Task goal:
Filter the entries for the word "heart". Copy each line in which it occurs.

Dataset rows for apps and sites:
>>>

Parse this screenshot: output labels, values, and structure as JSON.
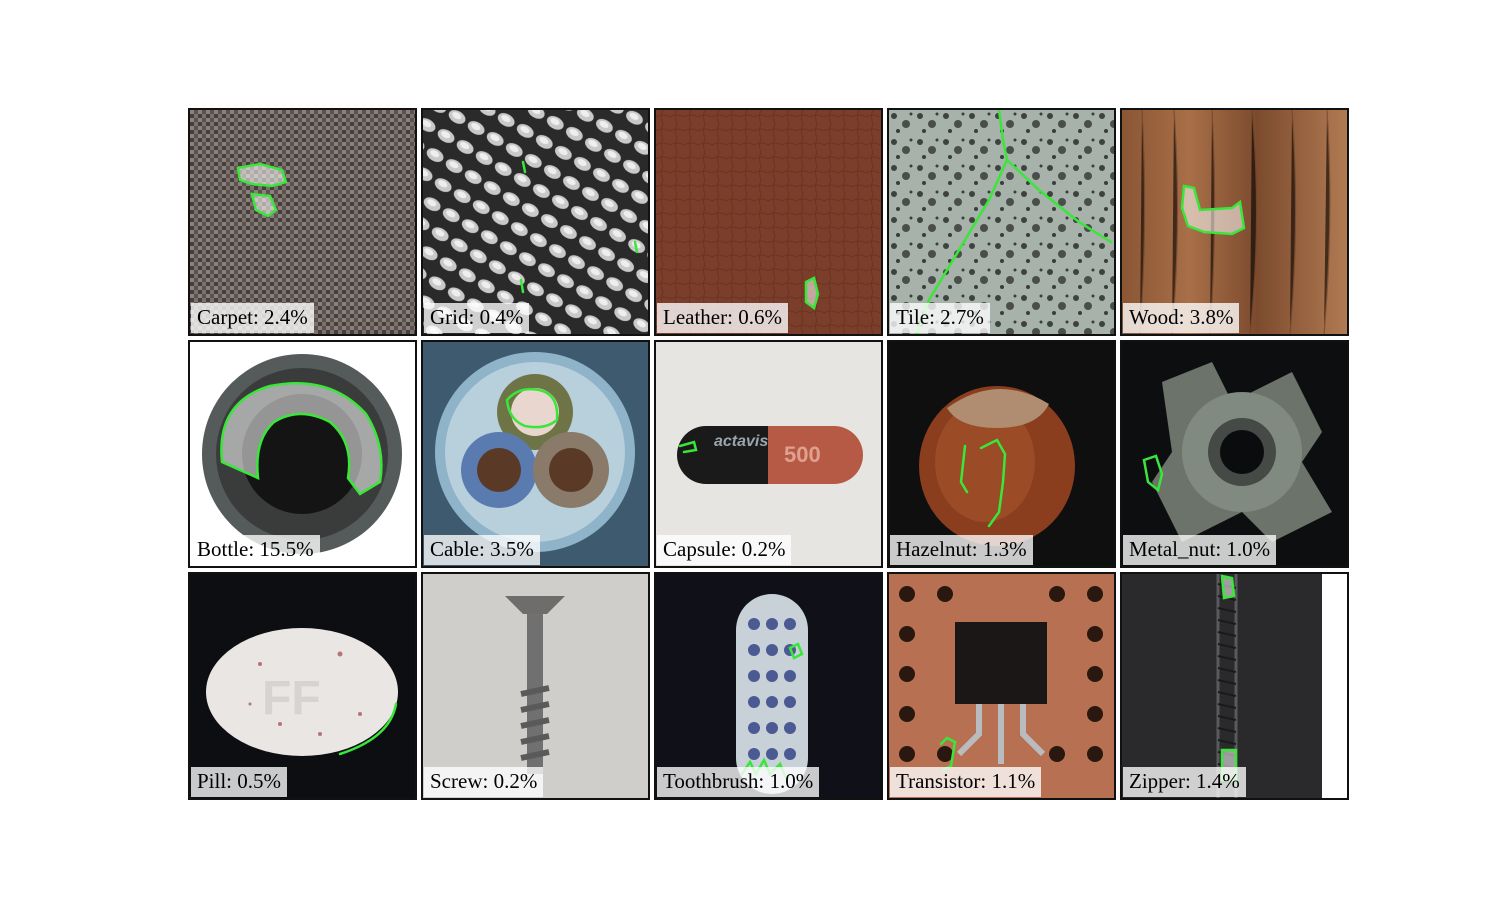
{
  "figure": {
    "tiles": [
      {
        "category": "Carpet",
        "label": "Carpet: 2.4%"
      },
      {
        "category": "Grid",
        "label": "Grid: 0.4%"
      },
      {
        "category": "Leather",
        "label": "Leather: 0.6%"
      },
      {
        "category": "Tile",
        "label": "Tile: 2.7%"
      },
      {
        "category": "Wood",
        "label": "Wood: 3.8%"
      },
      {
        "category": "Bottle",
        "label": "Bottle: 15.5%"
      },
      {
        "category": "Cable",
        "label": "Cable: 3.5%"
      },
      {
        "category": "Capsule",
        "label": "Capsule: 0.2%"
      },
      {
        "category": "Hazelnut",
        "label": "Hazelnut: 1.3%"
      },
      {
        "category": "Metal_nut",
        "label": "Metal_nut: 1.0%"
      },
      {
        "category": "Pill",
        "label": "Pill: 0.5%"
      },
      {
        "category": "Screw",
        "label": "Screw: 0.2%"
      },
      {
        "category": "Toothbrush",
        "label": "Toothbrush: 1.0%"
      },
      {
        "category": "Transistor",
        "label": "Transistor: 1.1%"
      },
      {
        "category": "Zipper",
        "label": "Zipper: 1.4%"
      }
    ],
    "capsule_print": {
      "brand": "actavis",
      "number": "500"
    },
    "pill_print": "FF",
    "colors": {
      "mask_outline": "#39e639",
      "tile_border": "#111111"
    }
  }
}
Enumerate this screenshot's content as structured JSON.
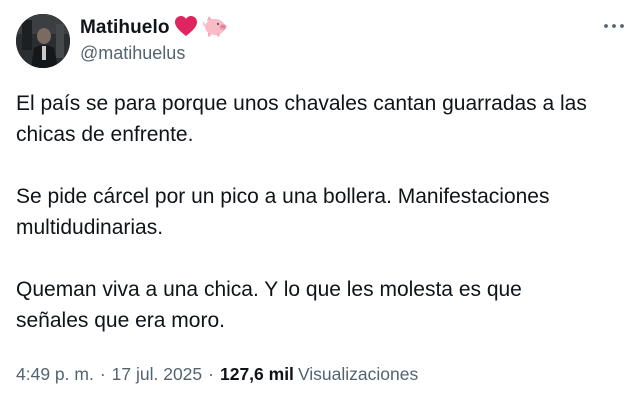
{
  "author": {
    "display_name": "Matihuelo",
    "handle": "@matihuelus",
    "badges": [
      "red-heart-icon",
      "pig-icon"
    ],
    "avatar": "profile-photo"
  },
  "tweet": {
    "paragraphs": [
      [
        "El país se para porque unos chavales cantan guarradas a las",
        "chicas de enfrente."
      ],
      [
        "Se pide cárcel por un pico a una bollera. Manifestaciones",
        "multidudinarias."
      ],
      [
        "Queman viva a una chica. Y lo que les molesta es que",
        "señales que era moro."
      ]
    ]
  },
  "meta": {
    "time": "4:49 p. m.",
    "separator": "·",
    "date": "17 jul. 2025",
    "views_count": "127,6 mil",
    "views_label": "Visualizaciones"
  },
  "colors": {
    "text": "#0f1419",
    "secondary": "#536471",
    "heart": "#e0245e",
    "pig": "#f4abba"
  },
  "icons": {
    "more": "more-options-icon"
  }
}
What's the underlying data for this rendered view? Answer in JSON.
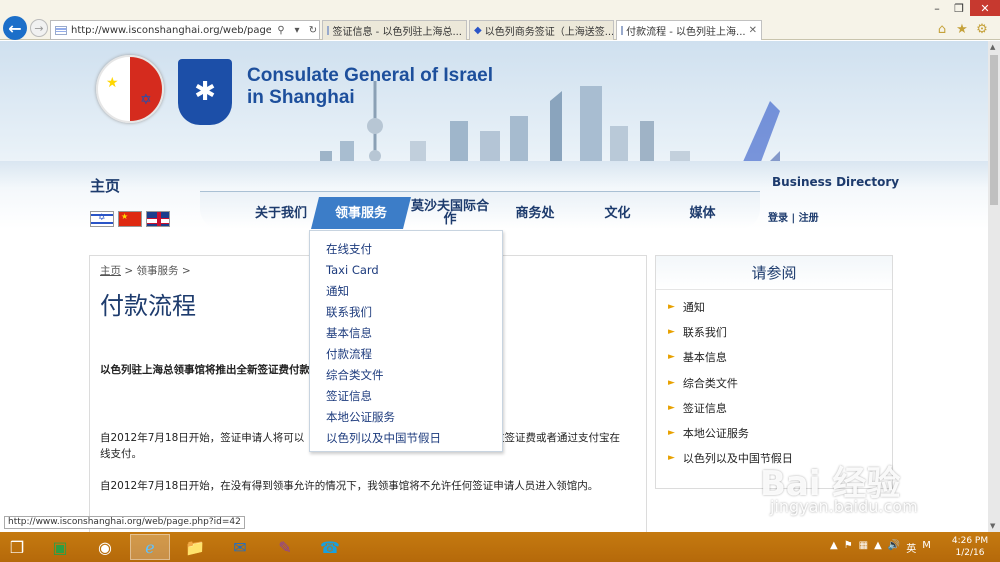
{
  "browser": {
    "url": "http://www.isconshanghai.org/web/page.php?id=42",
    "tabs": [
      {
        "label": "签证信息 - 以色列驻上海总..."
      },
      {
        "label": "以色列商务签证（上海送签..."
      },
      {
        "label": "付款流程 - 以色列驻上海..."
      }
    ],
    "tab_close": "✕"
  },
  "header": {
    "title_line1": "Consulate General of Israel",
    "title_line2": "in Shanghai",
    "home": "主页",
    "business_directory": "Business Directory",
    "login": "登录",
    "separator": "|",
    "register": "注册"
  },
  "nav": {
    "items": [
      {
        "label": "关于我们"
      },
      {
        "label": "领事服务"
      },
      {
        "label": "莫沙夫国际合作"
      },
      {
        "label": "商务处"
      },
      {
        "label": "文化"
      },
      {
        "label": "媒体"
      }
    ]
  },
  "dropdown": {
    "items": [
      "在线支付",
      "Taxi Card",
      "通知",
      "联系我们",
      "基本信息",
      "付款流程",
      "综合类文件",
      "签证信息",
      "本地公证服务",
      "以色列以及中国节假日"
    ]
  },
  "content": {
    "breadcrumb_home": "主页",
    "breadcrumb_sep": ">",
    "breadcrumb_section": "领事服务",
    "breadcrumb_end": ">",
    "title": "付款流程",
    "lead": "以色列驻上海总领事馆将推出全新签证费付款",
    "para1_start": "自2012年7月18日开始，签证申请人将可以",
    "para1_tail": "过签证费或者通过支付宝在",
    "para1_line2": "线支付。",
    "para2": "自2012年7月18日开始，在没有得到领事允许的情况下，我领事馆将不允许任何签证申请人员进入领馆内。"
  },
  "sidebar": {
    "title": "请参阅",
    "items": [
      "通知",
      "联系我们",
      "基本信息",
      "综合类文件",
      "签证信息",
      "本地公证服务",
      "以色列以及中国节假日"
    ]
  },
  "status_bar": {
    "text": "http://www.isconshanghai.org/web/page.php?id=42"
  },
  "watermark": {
    "text": "Bai 经验",
    "sub": "jingyan.baidu.com"
  },
  "taskbar": {
    "clock_time": "4:26 PM",
    "clock_date": "1/2/16",
    "ime": "英",
    "ime2": "M"
  },
  "colors": {
    "nav_active": "#3c7dc8",
    "link": "#1d3b6d",
    "taskbar": "#c57a10"
  }
}
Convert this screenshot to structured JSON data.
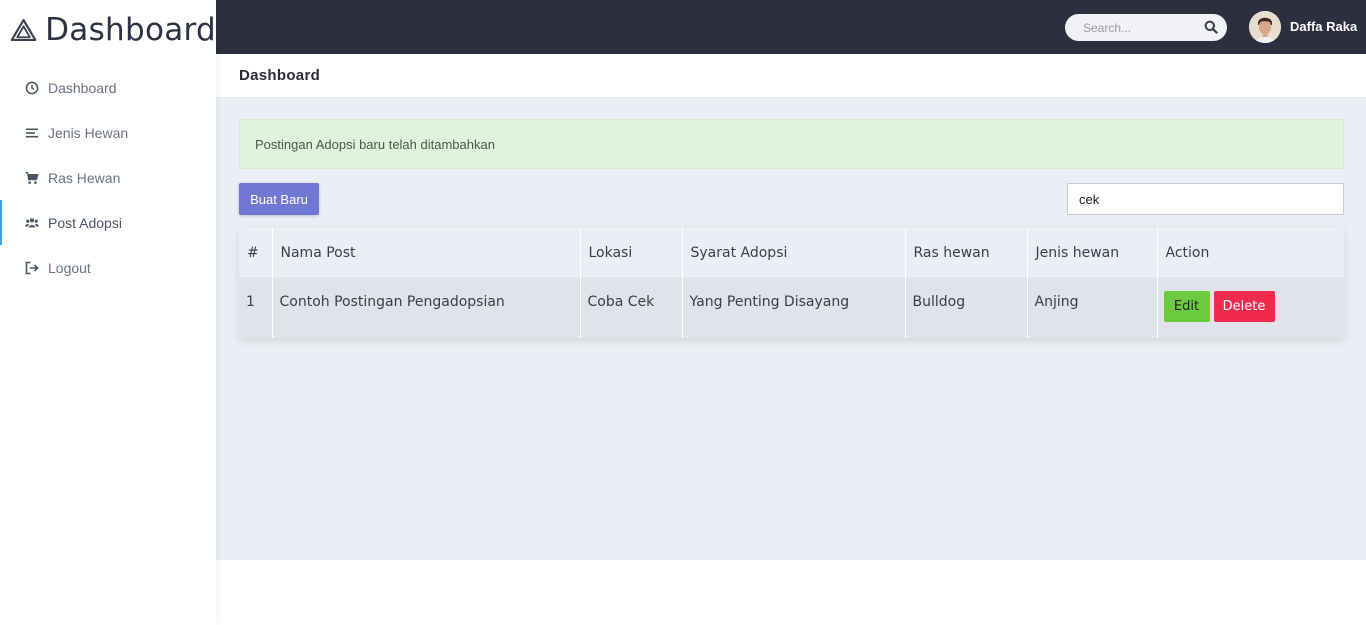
{
  "brand": {
    "title": "Dashboard",
    "icon": "triangle-logo-icon"
  },
  "sidebar": {
    "items": [
      {
        "label": "Dashboard",
        "icon": "clock-icon"
      },
      {
        "label": "Jenis Hewan",
        "icon": "list-icon"
      },
      {
        "label": "Ras Hewan",
        "icon": "cart-icon"
      },
      {
        "label": "Post Adopsi",
        "icon": "users-icon",
        "active": true
      },
      {
        "label": "Logout",
        "icon": "logout-icon"
      }
    ],
    "accent": "#3ea2ea"
  },
  "topbar": {
    "search_placeholder": "Search...",
    "user_name": "Daffa Raka",
    "background": "#2d2f3e"
  },
  "page": {
    "title": "Dashboard"
  },
  "alert": {
    "message": "Postingan Adopsi baru telah ditambahkan"
  },
  "toolbar": {
    "new_button": "Buat Baru",
    "filter_value": "cek"
  },
  "table": {
    "headers": [
      "#",
      "Nama Post",
      "Lokasi",
      "Syarat Adopsi",
      "Ras hewan",
      "Jenis hewan",
      "Action"
    ],
    "rows": [
      {
        "no": "1",
        "nama_post": "Contoh Postingan Pengadopsian",
        "lokasi": "Coba Cek",
        "syarat": "Yang Penting Disayang",
        "ras": "Bulldog",
        "jenis": "Anjing",
        "edit_label": "Edit",
        "delete_label": "Delete"
      }
    ]
  },
  "colors": {
    "primary": "#7178d4",
    "success": "#6acb3e",
    "danger": "#f0294f",
    "alert_bg": "#e1f3db"
  }
}
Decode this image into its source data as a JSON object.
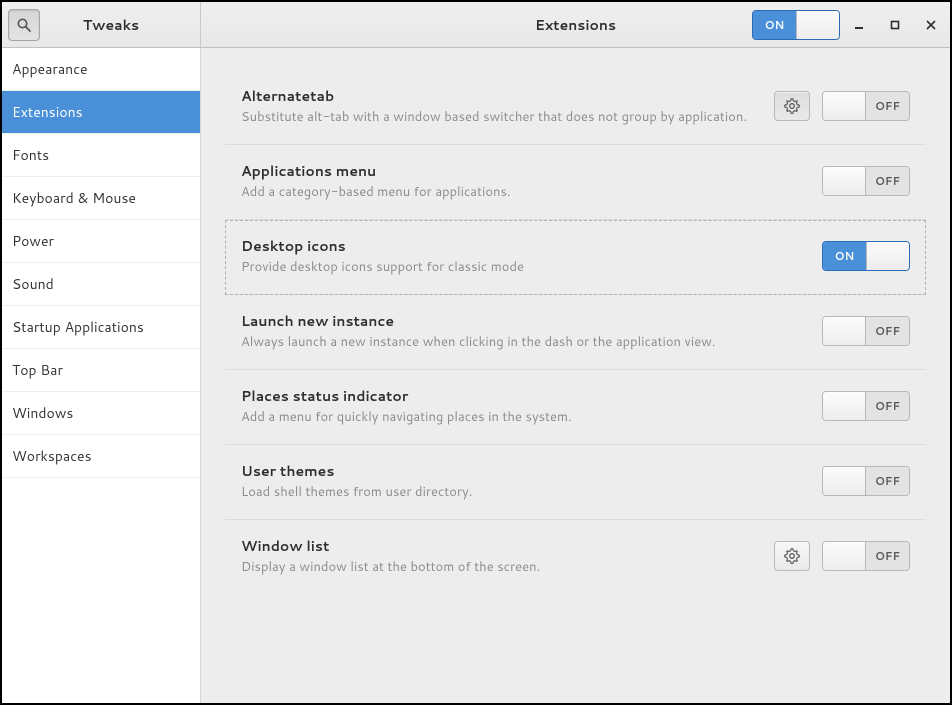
{
  "app_title": "Tweaks",
  "page_title": "Extensions",
  "master_switch": {
    "value": "ON",
    "state": "on"
  },
  "switch_labels": {
    "on": "ON",
    "off": "OFF"
  },
  "sidebar": {
    "items": [
      {
        "label": "Appearance"
      },
      {
        "label": "Extensions"
      },
      {
        "label": "Fonts"
      },
      {
        "label": "Keyboard & Mouse"
      },
      {
        "label": "Power"
      },
      {
        "label": "Sound"
      },
      {
        "label": "Startup Applications"
      },
      {
        "label": "Top Bar"
      },
      {
        "label": "Windows"
      },
      {
        "label": "Workspaces"
      }
    ],
    "selected_index": 1
  },
  "extensions": [
    {
      "title": "Alternatetab",
      "desc": "Substitute alt-tab with a window based switcher that does not group by application.",
      "has_gear": true,
      "state": "off",
      "focused": false
    },
    {
      "title": "Applications menu",
      "desc": "Add a category-based menu for applications.",
      "has_gear": false,
      "state": "off",
      "focused": false
    },
    {
      "title": "Desktop icons",
      "desc": "Provide desktop icons support for classic mode",
      "has_gear": false,
      "state": "on",
      "focused": true
    },
    {
      "title": "Launch new instance",
      "desc": "Always launch a new instance when clicking in the dash or the application view.",
      "has_gear": false,
      "state": "off",
      "focused": false
    },
    {
      "title": "Places status indicator",
      "desc": "Add a menu for quickly navigating places in the system.",
      "has_gear": false,
      "state": "off",
      "focused": false
    },
    {
      "title": "User themes",
      "desc": "Load shell themes from user directory.",
      "has_gear": false,
      "state": "off",
      "focused": false
    },
    {
      "title": "Window list",
      "desc": "Display a window list at the bottom of the screen.",
      "has_gear": true,
      "state": "off",
      "focused": false
    }
  ]
}
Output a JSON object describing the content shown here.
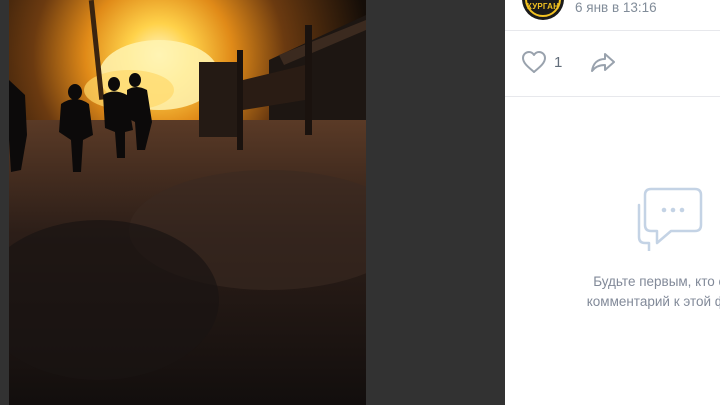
{
  "post": {
    "author_avatar_text": "КУРГАН",
    "date": "6 янв в 13:16"
  },
  "actions": {
    "like_count": "1",
    "icons": [
      "heart-icon",
      "share-arrow-icon"
    ]
  },
  "comments": {
    "empty_line1": "Будьте первым, кто ос",
    "empty_line2": "комментарий к этой фот",
    "icon": "comment-bubble-icon"
  },
  "colors": {
    "viewer_background": "#323232",
    "panel_background": "#ffffff",
    "muted_text": "#818c99",
    "icon_gray": "#99a2ad",
    "accent_icon": "#c4d3e5",
    "avatar_yellow": "#f2c221"
  }
}
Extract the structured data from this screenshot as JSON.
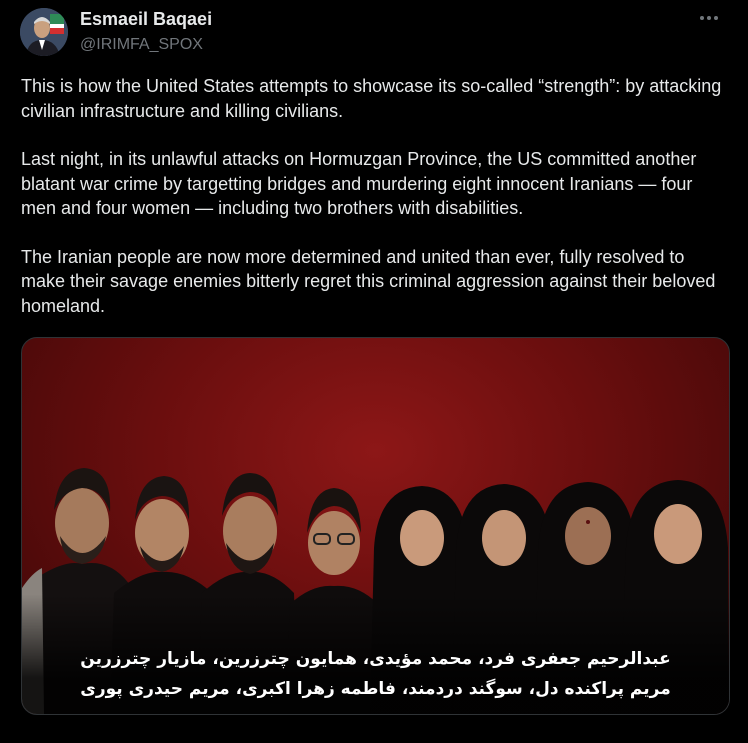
{
  "author": {
    "name": "Esmaeil Baqaei",
    "handle": "@IRIMFA_SPOX"
  },
  "tweet": {
    "paragraphs": [
      "This is how the United States attempts to showcase its so-called “strength”: by attacking civilian infrastructure and killing civilians.",
      "Last night, in its unlawful attacks on Hormuzgan Province, the US committed another blatant war crime by targetting bridges and murdering eight innocent Iranians — four men and four women — including two brothers with disabilities.",
      "The Iranian people are now more determined and united than ever, fully resolved to make their savage enemies bitterly regret this criminal aggression against their beloved homeland."
    ]
  },
  "media": {
    "caption_line1": "عبدالرحیم جعفری فرد، محمد مؤیدی، همایون چترزرین، مازیار چترزرین",
    "caption_line2": "مریم پراکنده دل، سوگند دردمند، فاطمه زهرا اکبری، مریم حیدری پوری"
  },
  "colors": {
    "background": "#000000",
    "text": "#e7e9ea",
    "secondary": "#71767b",
    "media_red": "#8d1717"
  },
  "icons": {
    "more": "more-horizontal-icon"
  }
}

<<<

Completed task:
      "red-heart-icon",
    "heart": "#e0245e",
      "heart-icon",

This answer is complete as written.